Spectral properties of cyanobacterial soil crusts, implications for using remote sensing data in aeolian erosion models

Kevin White, Ian Davenport
The University of Reading, Reading, UK

Biological soil crusts are thought to have a significant effect in protecting surfaces from aeolian erosion. Several methods have been proposed to estimate the cover of biological soil crusts from remote sensing data, and these can be used in landscape-scale aeolian erosion models in a similar way to vegetation cover estimates. Analysis of spectral reflectance data of cyanobacterial soil crusts made in southwest Queensland demonstrate that our ability to detect their presence, and estimate their cover, is dependent on whether photosynthesis is taking place at the soil surface, and this is strongly limited by insolation. High levels of solar radiation typical of clear sky conditions cause the surface photosynthesis to decrease rapidly. These results suggest that successful remotely-sensed estimation of cyanobacterial soil crust cover is only possible under a limited set of environmental conditions; surface photosynthesis is only detectable under low solar irradiance (i.e. under thick cloud cover), when orbital remote sensing data of the surface cannot be acquired.

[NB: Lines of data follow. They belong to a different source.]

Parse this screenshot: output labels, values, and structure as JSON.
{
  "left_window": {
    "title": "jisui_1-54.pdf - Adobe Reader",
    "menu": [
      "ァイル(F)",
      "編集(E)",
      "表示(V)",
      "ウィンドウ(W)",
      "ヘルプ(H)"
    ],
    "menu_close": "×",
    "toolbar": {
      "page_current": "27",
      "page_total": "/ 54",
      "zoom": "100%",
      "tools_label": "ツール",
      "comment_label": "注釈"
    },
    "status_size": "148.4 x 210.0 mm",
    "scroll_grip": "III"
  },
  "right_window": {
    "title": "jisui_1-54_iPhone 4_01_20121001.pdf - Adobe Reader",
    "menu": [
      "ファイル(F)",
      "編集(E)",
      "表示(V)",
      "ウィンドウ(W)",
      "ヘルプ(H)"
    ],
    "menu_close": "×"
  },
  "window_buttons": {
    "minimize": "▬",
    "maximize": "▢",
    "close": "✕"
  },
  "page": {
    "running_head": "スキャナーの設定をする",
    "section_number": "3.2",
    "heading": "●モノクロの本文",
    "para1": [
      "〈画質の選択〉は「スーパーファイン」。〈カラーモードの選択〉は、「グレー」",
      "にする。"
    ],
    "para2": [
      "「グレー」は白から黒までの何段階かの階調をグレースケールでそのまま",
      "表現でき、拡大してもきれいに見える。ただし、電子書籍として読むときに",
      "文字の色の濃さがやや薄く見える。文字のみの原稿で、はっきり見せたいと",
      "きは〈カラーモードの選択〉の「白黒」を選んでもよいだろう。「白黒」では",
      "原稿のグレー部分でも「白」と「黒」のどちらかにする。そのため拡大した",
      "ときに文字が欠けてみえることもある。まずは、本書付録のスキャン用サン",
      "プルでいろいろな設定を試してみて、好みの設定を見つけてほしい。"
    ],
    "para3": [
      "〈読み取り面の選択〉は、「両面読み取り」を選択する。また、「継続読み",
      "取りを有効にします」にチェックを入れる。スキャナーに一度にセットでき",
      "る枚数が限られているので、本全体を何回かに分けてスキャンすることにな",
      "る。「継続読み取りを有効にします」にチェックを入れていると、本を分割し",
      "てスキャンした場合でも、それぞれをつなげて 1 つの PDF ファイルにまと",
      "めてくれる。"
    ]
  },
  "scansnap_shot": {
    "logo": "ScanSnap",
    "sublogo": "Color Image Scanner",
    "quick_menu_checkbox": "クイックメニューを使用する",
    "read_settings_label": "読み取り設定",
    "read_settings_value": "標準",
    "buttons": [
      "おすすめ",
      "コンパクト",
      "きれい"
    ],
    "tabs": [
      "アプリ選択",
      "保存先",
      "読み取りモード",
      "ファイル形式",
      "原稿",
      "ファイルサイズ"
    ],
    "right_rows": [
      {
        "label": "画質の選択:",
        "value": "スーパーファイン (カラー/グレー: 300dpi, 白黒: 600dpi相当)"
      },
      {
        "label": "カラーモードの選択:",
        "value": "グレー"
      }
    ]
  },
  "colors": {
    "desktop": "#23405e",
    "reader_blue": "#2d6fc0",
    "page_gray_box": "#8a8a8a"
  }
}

These data have implications for use of remote sensing products for monitoring cyanobacterial soil crusts at landscape scale for modelling and monitoring purposes; current methods are likely to significantly underestimate actual cyanobacterial crust cover in southwest Queensland.